THE PROBLEM:
Go through the entries below and copy every line that holds the word "post".

App and web page records:
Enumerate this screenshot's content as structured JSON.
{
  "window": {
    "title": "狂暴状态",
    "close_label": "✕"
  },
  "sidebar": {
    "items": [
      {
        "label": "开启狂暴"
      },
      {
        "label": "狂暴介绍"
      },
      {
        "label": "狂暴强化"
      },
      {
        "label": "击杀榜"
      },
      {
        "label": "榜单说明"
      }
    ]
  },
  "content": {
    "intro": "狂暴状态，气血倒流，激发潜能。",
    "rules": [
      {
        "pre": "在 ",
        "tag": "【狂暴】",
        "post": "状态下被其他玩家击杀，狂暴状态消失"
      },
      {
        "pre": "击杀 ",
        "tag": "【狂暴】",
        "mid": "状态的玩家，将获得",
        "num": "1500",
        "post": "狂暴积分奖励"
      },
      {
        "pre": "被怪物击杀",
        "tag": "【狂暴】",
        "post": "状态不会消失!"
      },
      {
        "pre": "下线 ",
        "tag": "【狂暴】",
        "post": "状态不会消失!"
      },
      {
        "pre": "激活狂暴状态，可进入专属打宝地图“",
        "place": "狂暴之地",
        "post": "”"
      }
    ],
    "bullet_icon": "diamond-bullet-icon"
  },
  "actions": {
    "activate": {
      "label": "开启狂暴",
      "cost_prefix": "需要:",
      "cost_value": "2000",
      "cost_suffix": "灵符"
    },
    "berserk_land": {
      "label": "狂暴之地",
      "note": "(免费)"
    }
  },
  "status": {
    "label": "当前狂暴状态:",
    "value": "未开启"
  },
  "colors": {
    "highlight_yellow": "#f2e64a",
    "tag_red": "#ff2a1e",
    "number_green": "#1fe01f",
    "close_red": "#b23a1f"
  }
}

YOUR SOLUTION:
        "post": "状态下被其他玩家击杀，狂暴状态消失"
        "post": "狂暴积分奖励"
        "post": "状态不会消失!"
        "post": "状态不会消失!"
        "post": "”"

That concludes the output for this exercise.